      • ‘You know, Rather prides himself on not being chained to the anchor desk.’
      • ‘I was chained up for most of the previous four and a half years.’
      • ‘When wolves stalk the flock, best not to chain the dogs.’
      • ‘It hasn't worked for Haw so far, and I'm not sure it will, but I'm a bit worried that it might work for my pro-hunting Yorkshire friend next time she chains herself to the Commons railings.’

Phrases

  • drag the chain

    • informal Work slowly and ineffectively; lag behind.

      ‘the government is dragging the chain on this issue’
      • ‘Dragging the chain and mindless dissing of people who are trying to push us in the right direction is simply foolish.’
      • ‘He was inclined to drag the chain, though, and needed the occasional, "Come on, dad!"’
      • ‘A smart State would not drag the chain; it would not only keep up with the rest of the country but it would lead the country.’
      • ‘Most car makers are dragging the chain in using the new technology, despite their low cost.’
      • ‘A more reasonable excuse for buying them would be to convince allies we are not "dragging the chain" and so deserve protection, should we need it.’
      • ‘We have said 30 days, and if the Minister drags the chain he can stretch it out to 60.’
      • ‘She challenged the "myth" that the party had dragged the chain on migrant issues.’
      • ‘We have to contrast its dragging the chain on conservation with its pushing ahead on economic growth.’
      • ‘It would have assisted employers to know when someone was not just dragging the chain but also taking ruthless advantage.’
      • ‘The local plod was dragging the chain when it came to enforcing the 2.00 a.m. closing time.’
  • pull (or yank) someone's chain

    • informal Tease someone by leading them to believe something untrue.
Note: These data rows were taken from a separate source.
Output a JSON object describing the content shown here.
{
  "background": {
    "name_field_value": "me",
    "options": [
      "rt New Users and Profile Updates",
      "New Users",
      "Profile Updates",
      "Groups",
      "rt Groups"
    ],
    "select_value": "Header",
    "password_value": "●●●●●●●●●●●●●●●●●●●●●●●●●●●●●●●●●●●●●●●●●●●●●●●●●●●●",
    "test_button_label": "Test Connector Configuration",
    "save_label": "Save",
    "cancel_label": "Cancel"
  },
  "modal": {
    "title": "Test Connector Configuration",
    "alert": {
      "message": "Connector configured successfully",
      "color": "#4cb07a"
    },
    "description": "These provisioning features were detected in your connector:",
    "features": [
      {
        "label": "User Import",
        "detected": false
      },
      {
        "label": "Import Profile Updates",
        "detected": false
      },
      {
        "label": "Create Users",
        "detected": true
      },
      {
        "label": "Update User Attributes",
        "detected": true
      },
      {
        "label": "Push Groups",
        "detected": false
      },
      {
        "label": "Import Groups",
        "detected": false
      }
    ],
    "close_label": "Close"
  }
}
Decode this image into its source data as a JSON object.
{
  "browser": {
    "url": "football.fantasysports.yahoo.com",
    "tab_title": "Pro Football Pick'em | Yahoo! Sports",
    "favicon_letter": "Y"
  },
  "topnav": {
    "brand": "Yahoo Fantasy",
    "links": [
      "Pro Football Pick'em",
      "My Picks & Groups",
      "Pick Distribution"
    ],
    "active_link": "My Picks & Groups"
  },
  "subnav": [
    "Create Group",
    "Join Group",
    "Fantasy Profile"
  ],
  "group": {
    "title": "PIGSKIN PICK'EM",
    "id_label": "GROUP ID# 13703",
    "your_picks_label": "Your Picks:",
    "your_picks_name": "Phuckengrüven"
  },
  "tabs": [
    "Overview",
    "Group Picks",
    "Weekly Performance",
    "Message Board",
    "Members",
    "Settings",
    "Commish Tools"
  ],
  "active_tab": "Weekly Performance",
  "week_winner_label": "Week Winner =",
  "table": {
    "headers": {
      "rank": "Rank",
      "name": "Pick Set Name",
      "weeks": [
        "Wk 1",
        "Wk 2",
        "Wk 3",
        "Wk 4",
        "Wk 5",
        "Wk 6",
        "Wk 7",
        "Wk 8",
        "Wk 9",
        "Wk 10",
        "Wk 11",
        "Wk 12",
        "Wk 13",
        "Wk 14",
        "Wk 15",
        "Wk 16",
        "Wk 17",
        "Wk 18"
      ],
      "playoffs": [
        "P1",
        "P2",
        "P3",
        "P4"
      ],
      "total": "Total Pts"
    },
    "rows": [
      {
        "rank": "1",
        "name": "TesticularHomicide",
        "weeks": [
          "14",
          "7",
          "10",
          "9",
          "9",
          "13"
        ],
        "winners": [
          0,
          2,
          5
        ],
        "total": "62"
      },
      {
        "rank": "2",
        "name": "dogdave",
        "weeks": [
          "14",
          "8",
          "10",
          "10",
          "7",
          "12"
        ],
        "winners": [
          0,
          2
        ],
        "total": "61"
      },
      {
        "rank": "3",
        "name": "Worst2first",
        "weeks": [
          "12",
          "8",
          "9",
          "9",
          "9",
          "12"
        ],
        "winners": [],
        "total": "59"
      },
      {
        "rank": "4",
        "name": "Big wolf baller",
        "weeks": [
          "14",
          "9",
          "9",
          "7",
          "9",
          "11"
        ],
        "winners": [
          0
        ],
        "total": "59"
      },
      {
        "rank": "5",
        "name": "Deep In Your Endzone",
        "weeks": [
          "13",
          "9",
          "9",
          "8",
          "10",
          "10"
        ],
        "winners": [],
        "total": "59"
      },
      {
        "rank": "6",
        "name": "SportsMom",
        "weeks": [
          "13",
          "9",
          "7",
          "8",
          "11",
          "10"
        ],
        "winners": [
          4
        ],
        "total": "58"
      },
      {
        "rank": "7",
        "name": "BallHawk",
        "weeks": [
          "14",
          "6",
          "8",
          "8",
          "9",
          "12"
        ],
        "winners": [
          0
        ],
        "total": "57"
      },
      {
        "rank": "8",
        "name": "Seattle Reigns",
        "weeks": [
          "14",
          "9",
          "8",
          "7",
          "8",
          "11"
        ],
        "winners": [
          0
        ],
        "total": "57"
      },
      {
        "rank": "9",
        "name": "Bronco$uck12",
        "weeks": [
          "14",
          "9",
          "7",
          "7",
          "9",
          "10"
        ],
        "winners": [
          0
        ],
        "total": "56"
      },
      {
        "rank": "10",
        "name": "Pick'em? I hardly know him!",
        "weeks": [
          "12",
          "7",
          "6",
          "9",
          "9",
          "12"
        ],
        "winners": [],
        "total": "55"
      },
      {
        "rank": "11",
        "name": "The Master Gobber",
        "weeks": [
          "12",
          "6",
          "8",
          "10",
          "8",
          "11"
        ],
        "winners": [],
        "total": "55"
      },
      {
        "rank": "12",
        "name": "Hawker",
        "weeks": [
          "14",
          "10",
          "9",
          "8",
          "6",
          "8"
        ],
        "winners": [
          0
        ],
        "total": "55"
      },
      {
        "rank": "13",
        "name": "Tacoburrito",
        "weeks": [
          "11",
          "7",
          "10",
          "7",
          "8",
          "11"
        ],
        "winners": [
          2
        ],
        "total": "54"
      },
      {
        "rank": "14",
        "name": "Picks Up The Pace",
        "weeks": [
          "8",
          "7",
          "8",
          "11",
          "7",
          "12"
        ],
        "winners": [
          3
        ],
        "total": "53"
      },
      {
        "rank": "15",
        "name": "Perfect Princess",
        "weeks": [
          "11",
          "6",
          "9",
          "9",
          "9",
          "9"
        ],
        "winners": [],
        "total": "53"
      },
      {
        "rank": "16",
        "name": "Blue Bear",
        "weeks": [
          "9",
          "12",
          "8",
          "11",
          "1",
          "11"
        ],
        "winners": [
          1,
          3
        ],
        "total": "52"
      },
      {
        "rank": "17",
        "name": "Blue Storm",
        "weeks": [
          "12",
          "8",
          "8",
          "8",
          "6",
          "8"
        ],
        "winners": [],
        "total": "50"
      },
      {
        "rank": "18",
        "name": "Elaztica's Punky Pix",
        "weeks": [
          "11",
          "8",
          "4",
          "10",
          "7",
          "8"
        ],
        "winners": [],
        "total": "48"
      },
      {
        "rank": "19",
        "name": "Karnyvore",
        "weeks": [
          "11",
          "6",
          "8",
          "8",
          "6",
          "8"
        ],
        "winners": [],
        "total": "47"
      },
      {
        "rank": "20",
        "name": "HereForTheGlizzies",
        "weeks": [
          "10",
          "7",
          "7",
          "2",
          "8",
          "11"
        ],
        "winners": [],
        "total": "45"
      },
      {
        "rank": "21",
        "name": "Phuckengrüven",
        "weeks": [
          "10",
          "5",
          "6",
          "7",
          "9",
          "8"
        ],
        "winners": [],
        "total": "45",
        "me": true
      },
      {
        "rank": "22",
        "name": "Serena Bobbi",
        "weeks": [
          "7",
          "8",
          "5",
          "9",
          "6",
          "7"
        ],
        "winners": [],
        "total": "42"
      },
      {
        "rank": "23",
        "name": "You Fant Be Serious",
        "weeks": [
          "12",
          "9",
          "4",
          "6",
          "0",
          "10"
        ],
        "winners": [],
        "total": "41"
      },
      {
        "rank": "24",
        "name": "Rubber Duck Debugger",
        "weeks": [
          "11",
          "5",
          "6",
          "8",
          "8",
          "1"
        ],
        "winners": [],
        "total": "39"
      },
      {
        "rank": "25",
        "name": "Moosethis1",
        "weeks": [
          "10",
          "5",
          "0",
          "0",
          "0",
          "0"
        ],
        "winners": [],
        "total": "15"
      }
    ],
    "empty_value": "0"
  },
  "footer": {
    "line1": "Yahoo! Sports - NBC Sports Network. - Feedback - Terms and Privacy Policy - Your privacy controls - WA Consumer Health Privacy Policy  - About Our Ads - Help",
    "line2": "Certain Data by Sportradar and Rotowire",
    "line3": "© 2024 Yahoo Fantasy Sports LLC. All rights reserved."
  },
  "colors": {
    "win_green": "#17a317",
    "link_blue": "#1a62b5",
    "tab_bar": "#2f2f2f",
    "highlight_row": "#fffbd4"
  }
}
      ‘he's just pulling your chain’
      • ‘But the IMF, still bailing out Indonesia, has yanked the government 's chain, delaying until May the next $400 million loan payment.’
      • ‘For all I know, you're some kind of hacker, or somebody I know who is yanking my chain.’
      • ‘Or are you just yanking my chain to see how I'll react?’
      • ‘But if I find out you've been yanking my chain, it will get very unpleasant.’
      • ‘I've let this slander pass, because I think the audience realizes he's just yanking my chain, and because he was also kind enough to invite me to guest host the show.’
      • ‘I only hope they weren't just pulling my chain when they took my info, that's all.’
      • ‘Centre Manager Tim Campbell said he was delighted when the congratulatory letter arrived, although at first he suspected someone was pulling his chain.’
      • ‘That should have tipped me off that he was either yanking my chain or wasn't someone to be taken seriously.’
      • ‘It was after being caught speeding while trying to get my wife to her compulsory speed awareness course that it struck me: the police were yanking my chain.’
      • ‘When you can't tell if the tech is dead serious or yanking your chain, it's time to hang up.’
      make fun of, poke fun at, chaff, make jokes about, rag, mock, laugh at, guy, satirize, be sarcastic about
      View synonyms

Origin

Middle English: from Old French chaine, chaeine, from Latin catena a chain.

Pronunciation:

chain

/tʃeɪn/